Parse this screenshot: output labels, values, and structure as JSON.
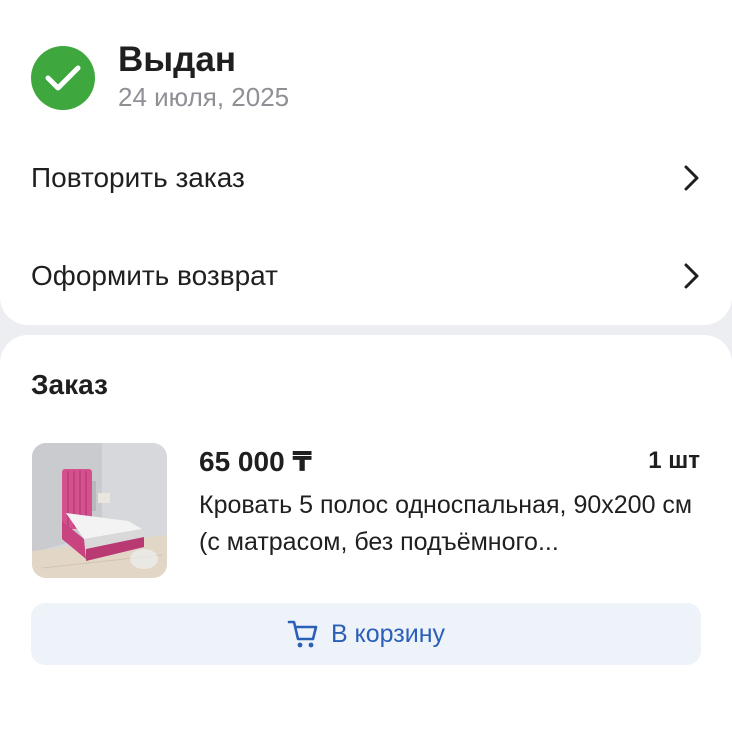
{
  "status": {
    "title": "Выдан",
    "date": "24 июля, 2025",
    "color": "#3ea83f"
  },
  "actions": [
    {
      "label": "Повторить заказ",
      "icon": "chevron-right-icon"
    },
    {
      "label": "Оформить возврат",
      "icon": "chevron-right-icon"
    }
  ],
  "order": {
    "section_title": "Заказ",
    "item": {
      "price": "65 000 ₸",
      "quantity": "1 шт",
      "name": "Кровать 5 полос односпальная, 90х200 см (с матрасом, без подъёмного..."
    },
    "cart_button": {
      "label": "В корзину",
      "icon": "cart-icon",
      "color": "#2b5fb8"
    }
  }
}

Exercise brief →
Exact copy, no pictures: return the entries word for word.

Task solution →
Parse this screenshot: output labels, values, and structure as JSON.
{
  "status": {
    "title": "Выдан",
    "date": "24 июля, 2025",
    "color": "#3ea83f"
  },
  "actions": [
    {
      "label": "Повторить заказ",
      "icon": "chevron-right-icon"
    },
    {
      "label": "Оформить возврат",
      "icon": "chevron-right-icon"
    }
  ],
  "order": {
    "section_title": "Заказ",
    "item": {
      "price": "65 000 ₸",
      "quantity": "1 шт",
      "name": "Кровать 5 полос односпальная, 90х200 см (с матрасом, без подъёмного..."
    },
    "cart_button": {
      "label": "В корзину",
      "icon": "cart-icon",
      "color": "#2b5fb8"
    }
  }
}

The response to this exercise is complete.